This section is from the "The New Student's Reference Work Volume 5: How And Why Stories" by Elinor Atkinson.
Did you ever go to the sea shore for a vacation? And did you build forts and dig caves in the sand on the beach? Then, when you went to play the next morning, you found the beach smooth. Your forts and caves were gone. Grown people told you the tide came up and washed everything away. A tide is the rising and falling of the ocean along the shore. The moon pulls the water up and then lets it go again, so it falls back. See if you can understand it.

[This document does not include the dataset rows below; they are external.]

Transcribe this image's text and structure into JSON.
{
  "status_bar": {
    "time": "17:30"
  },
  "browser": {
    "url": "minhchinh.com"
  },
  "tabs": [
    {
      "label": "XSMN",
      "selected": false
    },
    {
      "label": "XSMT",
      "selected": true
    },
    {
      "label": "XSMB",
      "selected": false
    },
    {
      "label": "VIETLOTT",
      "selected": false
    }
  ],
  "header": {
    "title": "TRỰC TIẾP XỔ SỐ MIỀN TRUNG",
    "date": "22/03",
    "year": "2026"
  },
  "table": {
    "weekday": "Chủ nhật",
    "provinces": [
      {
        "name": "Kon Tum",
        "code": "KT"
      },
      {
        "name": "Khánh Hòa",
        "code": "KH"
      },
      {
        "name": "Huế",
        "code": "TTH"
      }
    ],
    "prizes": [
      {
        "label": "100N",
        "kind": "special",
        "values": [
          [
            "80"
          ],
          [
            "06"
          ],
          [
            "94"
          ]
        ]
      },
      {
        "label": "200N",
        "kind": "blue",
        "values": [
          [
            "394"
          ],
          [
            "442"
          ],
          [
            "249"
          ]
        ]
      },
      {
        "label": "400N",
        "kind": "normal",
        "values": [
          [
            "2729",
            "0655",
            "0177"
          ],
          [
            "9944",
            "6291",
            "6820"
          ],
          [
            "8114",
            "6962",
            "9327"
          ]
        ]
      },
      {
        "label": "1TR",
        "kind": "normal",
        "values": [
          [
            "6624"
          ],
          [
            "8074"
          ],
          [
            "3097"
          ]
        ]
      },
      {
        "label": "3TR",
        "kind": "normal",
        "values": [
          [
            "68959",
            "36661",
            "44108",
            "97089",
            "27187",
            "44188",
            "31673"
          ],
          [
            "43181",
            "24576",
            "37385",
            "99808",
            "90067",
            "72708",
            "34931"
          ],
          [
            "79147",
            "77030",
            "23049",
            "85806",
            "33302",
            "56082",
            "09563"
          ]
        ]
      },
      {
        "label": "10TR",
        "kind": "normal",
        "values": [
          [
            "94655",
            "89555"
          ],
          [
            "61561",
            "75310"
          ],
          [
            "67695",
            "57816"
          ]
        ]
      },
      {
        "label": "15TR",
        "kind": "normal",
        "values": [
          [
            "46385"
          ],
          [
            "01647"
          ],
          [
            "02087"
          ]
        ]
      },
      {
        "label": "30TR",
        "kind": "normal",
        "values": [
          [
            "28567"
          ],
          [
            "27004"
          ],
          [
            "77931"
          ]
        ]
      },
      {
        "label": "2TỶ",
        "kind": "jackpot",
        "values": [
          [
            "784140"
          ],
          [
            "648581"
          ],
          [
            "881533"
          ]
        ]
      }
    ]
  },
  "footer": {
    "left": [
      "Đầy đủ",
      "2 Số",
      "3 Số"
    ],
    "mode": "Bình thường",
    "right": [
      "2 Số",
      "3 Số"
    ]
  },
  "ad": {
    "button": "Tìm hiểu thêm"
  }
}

You know how the earth pulls the apple down? It pulls everything on or near its surface toward its own center. And everything near enough to be pulled, pulls back as hard as it can. The earth pulls the moon, and the moon pulls the earth. Although it is much smaller than the earth it is just the right size, for its distance away, to keep from falling into or away from the earth. We cannot see its pulling power on the solid parts of the earth. But the ocean is made of water. A slope of land, a brisk wind, many things set water in motion. It feels the pulling power of the moon. Whenever the moon rises over the ocean, it pulls the water that is just under it. So, a great wave, or tide, travels under the moon across the wide sea. When the shore is reached this wave rises higher against the rocks, or spreads over level sand beaches. When the moon sets, the wave goes back to the old level.
We know this is so because the tide always comes up with the rising, and goes out, or ebbs, with the setting moon. If the moon stood still, and always rose and set at the same hours, we could not be so sure that it had so much to do with the tides. But as the moon travels around the earth in twenty-eight days, it rises nearly half an hour later at any given place, every day of its journey. The tides rise just so much later every day, too.

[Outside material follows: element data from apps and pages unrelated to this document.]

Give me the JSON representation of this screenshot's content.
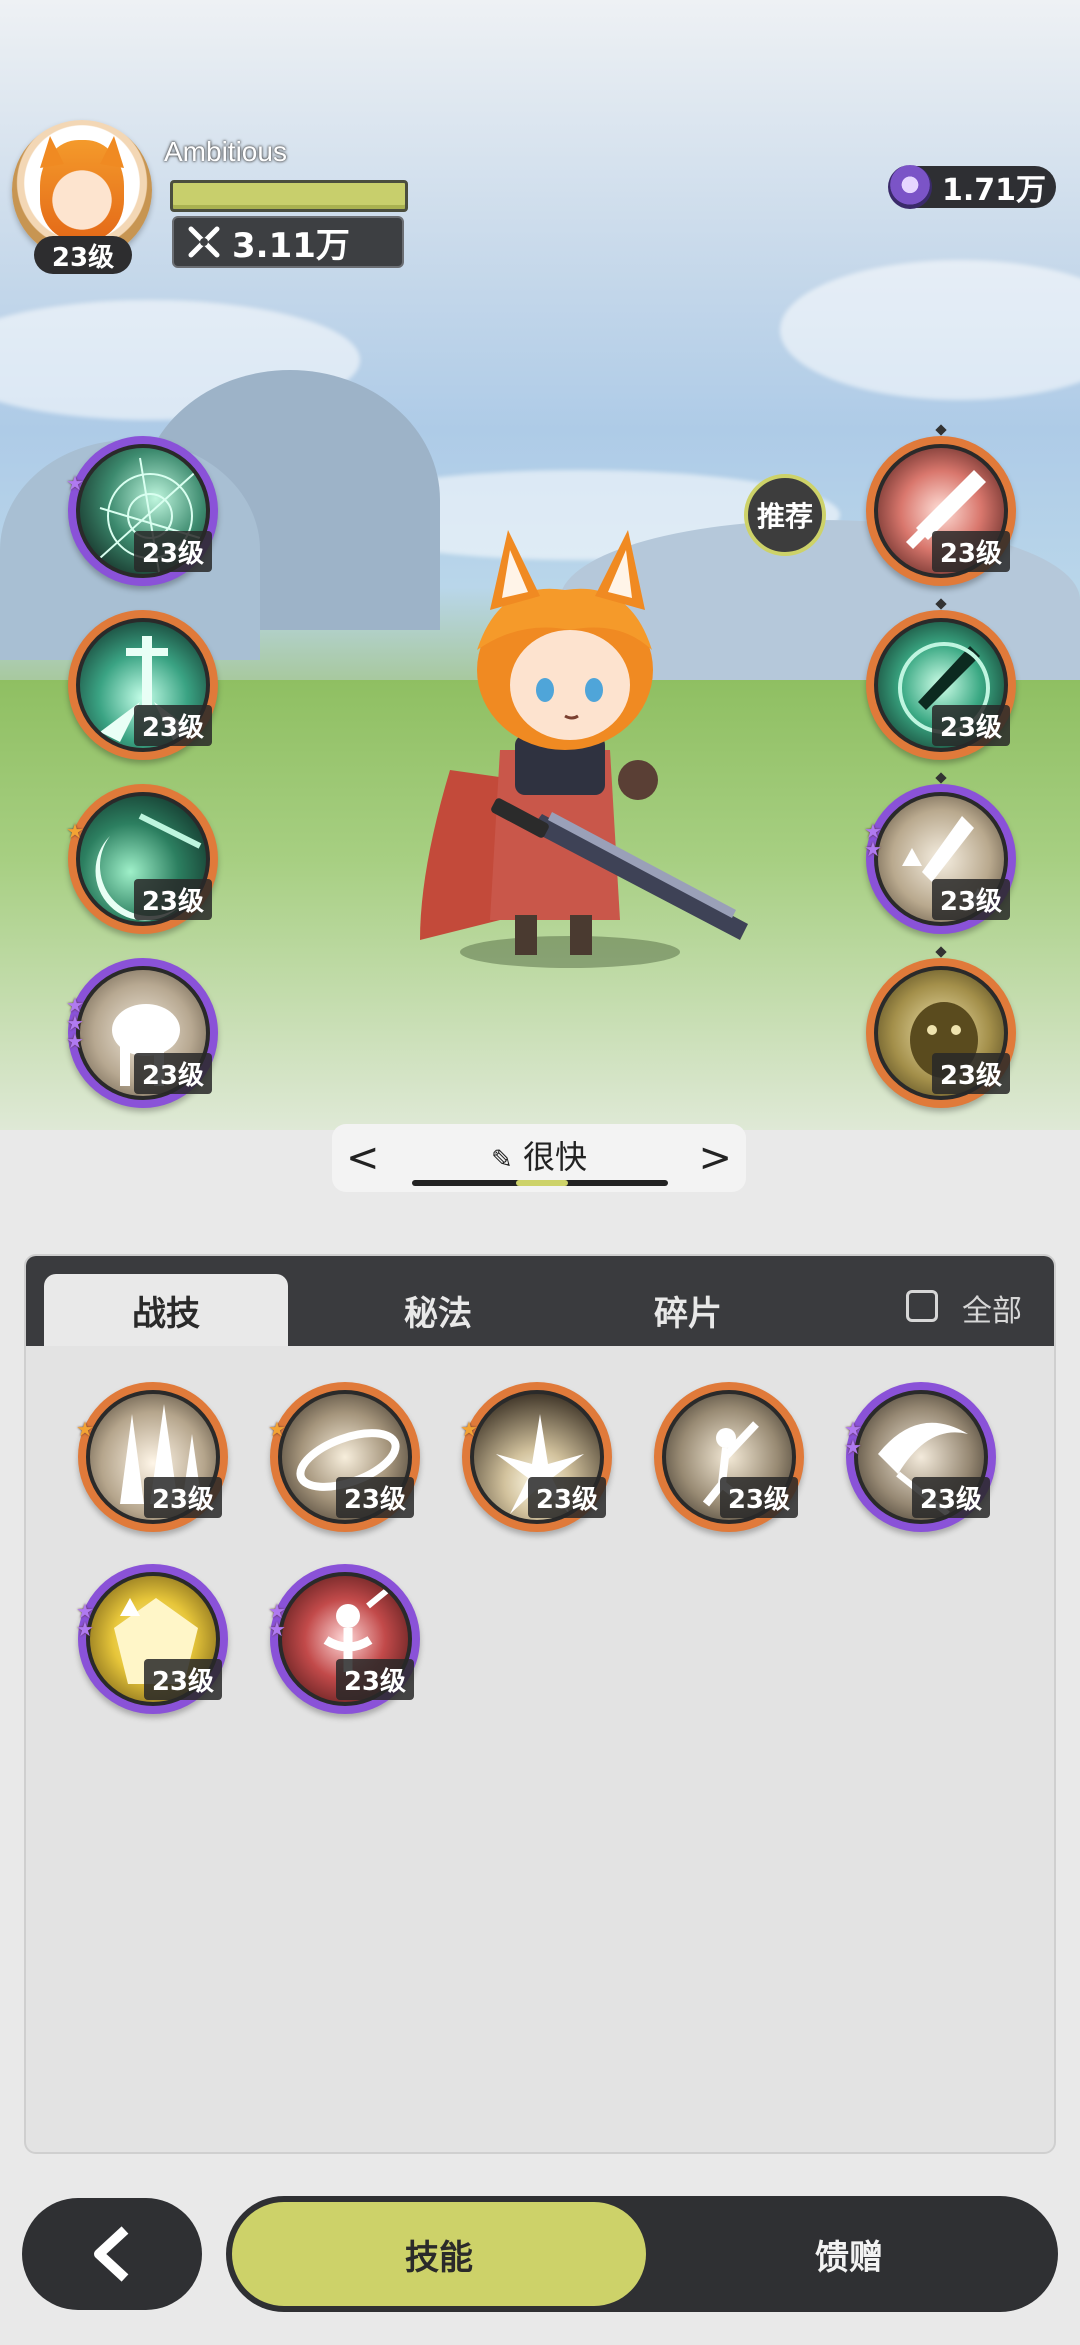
{
  "player": {
    "name": "Ambitious",
    "level": "23级",
    "power": "3.11万",
    "hp_fraction": 1.0
  },
  "currency": {
    "amount": "1.71万",
    "icon": "purple-gem-icon"
  },
  "recommend_label": "推荐",
  "left_skills": [
    {
      "level": "23级",
      "icon": "web-net-icon",
      "rarity": "purple",
      "stars": 1
    },
    {
      "level": "23级",
      "icon": "sword-burst-icon",
      "rarity": "orange",
      "stars": 0
    },
    {
      "level": "23级",
      "icon": "crescent-slash-icon",
      "rarity": "orange",
      "stars": 1
    },
    {
      "level": "23级",
      "icon": "beast-charge-icon",
      "rarity": "purple",
      "stars": 3
    }
  ],
  "right_skills": [
    {
      "level": "23级",
      "icon": "red-sword-icon",
      "rarity": "orange",
      "stars": 0
    },
    {
      "level": "23级",
      "icon": "green-sword-icon",
      "rarity": "orange",
      "stars": 0
    },
    {
      "level": "23级",
      "icon": "sword-upgrade-icon",
      "rarity": "purple",
      "stars": 2
    },
    {
      "level": "23级",
      "icon": "golem-icon",
      "rarity": "orange",
      "stars": 0
    }
  ],
  "speed": {
    "label": "很快",
    "prev": "<",
    "next": ">"
  },
  "tabs": {
    "t1": "战技",
    "t2": "秘法",
    "t3": "碎片",
    "all": "全部"
  },
  "panel_skills": [
    {
      "level": "23级",
      "icon": "ground-spikes-icon",
      "rarity": "orange",
      "stars": 1
    },
    {
      "level": "23级",
      "icon": "whirlwind-icon",
      "rarity": "orange",
      "stars": 1
    },
    {
      "level": "23级",
      "icon": "explosion-icon",
      "rarity": "orange",
      "stars": 1
    },
    {
      "level": "23级",
      "icon": "warrior-leap-icon",
      "rarity": "orange",
      "stars": 0
    },
    {
      "level": "23级",
      "icon": "scythe-sweep-icon",
      "rarity": "purple",
      "stars": 2
    },
    {
      "level": "23级",
      "icon": "golden-shield-icon",
      "rarity": "purple",
      "stars": 2
    },
    {
      "level": "23级",
      "icon": "sacrifice-figure-icon",
      "rarity": "purple",
      "stars": 2
    }
  ],
  "bottom": {
    "skills": "技能",
    "gift": "馈赠"
  }
}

The sun also makes tides. But the sun is so very, very far away, that its pull on our waters is very much less than the moon's. We would hardly notice it if it wasn't for one thing. Sometimes, for a few days in every month, when the sun and the moon are both on the same side of the earth, they pull together. Then the tides rise the highest of all. About two weeks later in the month, the sun is on one side of the earth and the moon is on the opposite side. Then they pull away from each other. The moon wins, in this tug of war, but it cannot pull the water nearly so high. Twice in the month the moon's and sun's pulls are at right angles to each other. Then the tides are just of moderate height. If you live near a seashore, make a record of tide soundings or points reached by the tide every day for a month, with the time of the rising of the tide and the moon, and find out for yourself how the moon pulls the sea.
This picture shows how the moon attracts or pulls toward itself the water on the side of the earth nearest it, causing a high tide. It also draws the earth away from the water on the other side, leaving a high tide there.
In this picture the moon and the sun being on the same side of the earth, both pulling the same way, a very high tide is caused, called spring tide.
When the moon is on one side of the earth and the sun on another, as shown here, each pulling toward itself, the attraction of the moon is weakened and the tides are not so strong. These lesser tides are called neap tides.